In World Light[4], the 1937 tour-de-force Hardy-meets-Cervantes-meets-Dostoyevsky novel of the Icelandic Nobel laureate Halldór Laxness, we encounter the protagonist (anti)-hero Ólafur Kárason and follow his chequered trajectory through life. Abandoned by his mother and living in squalor with an abusive foster family, Ólafur remains bedridden through much of his childhood, suffering from a condition that would probably be DSM-diagnosed as a mixture of post-traumatic stress disorder, vitamin deficiency and hypochondria. After being cured by a mystical figure (at a juncture where the writing style of the novel subtly moves from social realism into magic realism as is the author’s wont), Ólafur embarks on a Quixotic journey of continued physical and emotional torments, ruinous love affairs, a tortured marriage, several children, shady dealings with crooked capitalists, supernatural encounters of varied provenance, and a descent into paedophilia (which destroys his ambitions a teacher).[5] Always the loser but never embittered or beaten, Ólafur strives to achieve his childhood vision of becoming a great poet; yet he never succeeds in achieving anything close to greatness, partly because of lack of any noticeable talent, partly because of adverse circumstances.


In a life that only seems to offer recipes for disaster, Ólafur is sustained by one consolation: his quest for ‘the epiphanic resonance of the divine’, attained through glimpses, far and few between since childhood and recurring flashbulb recollections of those glimpses, where he comes ‘face to face with the inexpressible’ and experiences ‘infinite chorus glory and radiance’. In those rare moments of exaltation, Ólafur’s whole sense of self dissolves into ‘one sacred, tearful yearning’ to be united with something higher than himself – transfigured by infinite truth and beauty. Symbolically, at the end of his life, he embarks on a final redemptive journey (at Easter) up to a glacier, the earthly representation of his vision of vastness and transcendence, where the mountain meets the sky and ‘becomes one with Heaven’. He disappears into the depths of the glacier, becoming one with it, in a place ‘where beauty reigns forever, beyond all demands’.
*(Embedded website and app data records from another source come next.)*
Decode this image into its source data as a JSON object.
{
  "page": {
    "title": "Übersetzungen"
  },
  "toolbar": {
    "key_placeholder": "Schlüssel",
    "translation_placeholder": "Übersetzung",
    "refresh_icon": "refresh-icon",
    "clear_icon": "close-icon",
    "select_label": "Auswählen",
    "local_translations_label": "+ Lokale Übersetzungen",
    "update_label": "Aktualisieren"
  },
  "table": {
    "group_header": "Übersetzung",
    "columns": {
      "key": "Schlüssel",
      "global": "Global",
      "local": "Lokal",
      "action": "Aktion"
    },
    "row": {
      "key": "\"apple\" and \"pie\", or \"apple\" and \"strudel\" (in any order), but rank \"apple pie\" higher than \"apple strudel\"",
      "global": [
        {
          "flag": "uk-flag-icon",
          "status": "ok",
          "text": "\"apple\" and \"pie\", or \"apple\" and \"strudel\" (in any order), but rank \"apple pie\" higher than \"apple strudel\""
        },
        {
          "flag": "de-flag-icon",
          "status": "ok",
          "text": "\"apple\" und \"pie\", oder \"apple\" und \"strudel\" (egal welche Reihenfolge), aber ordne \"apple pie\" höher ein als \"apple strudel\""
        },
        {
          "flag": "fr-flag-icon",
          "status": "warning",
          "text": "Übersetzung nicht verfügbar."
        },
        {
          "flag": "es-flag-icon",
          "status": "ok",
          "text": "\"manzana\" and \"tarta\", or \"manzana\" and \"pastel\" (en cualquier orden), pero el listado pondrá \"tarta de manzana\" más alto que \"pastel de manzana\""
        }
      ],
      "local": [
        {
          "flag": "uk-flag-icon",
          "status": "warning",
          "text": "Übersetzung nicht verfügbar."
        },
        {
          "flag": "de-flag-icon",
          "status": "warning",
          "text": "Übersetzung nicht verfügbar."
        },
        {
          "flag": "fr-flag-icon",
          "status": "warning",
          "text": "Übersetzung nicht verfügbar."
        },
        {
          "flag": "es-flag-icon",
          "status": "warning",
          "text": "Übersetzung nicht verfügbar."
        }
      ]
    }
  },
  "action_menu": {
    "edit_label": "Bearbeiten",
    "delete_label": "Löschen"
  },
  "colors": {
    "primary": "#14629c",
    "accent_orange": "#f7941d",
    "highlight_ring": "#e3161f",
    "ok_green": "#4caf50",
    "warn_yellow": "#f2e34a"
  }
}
Ólafur Kárson’s life is almost as far away from that of the privileged phronimos as one can imagine. Deprived of moral luck and hampered by his own dearth of moral character and intellectual stamina, Ólafur’s life may, at first sight, seem to be best described as wretched rather than eudaimon or blessed. Yet there is something exquisite about its wretchedness. The hope of ‘the epiphanic resonance of the divine’ gives it meaning and unwavering purpose. Some readers see World Light as a simple reminder of how a creative spirit can survive in even the most crushing environment and the most uncompromising human vessel. But there is, I submit, more to it than that. Imagine Ólafur as having been brought up by good people under fortunate life circumstances, yet retaining his ecstatic, enchanted encounters with the ideals of oneness and beauty, and you have a life that somehow seems to surpass that of the fully virtuous phronimoi, or the great-souled megalopsychoi, or of the successful contemplators described by Aristotle. Despite its abysmal failings, Ólafur’s life appears to retain something of the putative attainments of the human ergon that Aristotle misses. If that is the case, philosophers and educators developing an Aristotelian vision of human flourishing need to take notice.


[1] Aristotle: A Chapter from History (London: Adamant Media, 2001).

[2] Taylor, A Secular Age, p. 370.

[3] Taylor, A Secular Age, p. 308.

[4] London: Vintage Books, 2002, translated by Magnus Magnusson.

[5] Iceland had a long history of sending young men incapable of any respectful job into teaching.

On Awe – Part 2, December 10, 2015

Kristján Kristjánsson is Professor of Character Education and Virtue Ethics;  Deputy Director of the Jubilee Centre for Character and Virtues, University of Birmingham, and a scholar with Virtue, Happiness, and the Meaning of Life.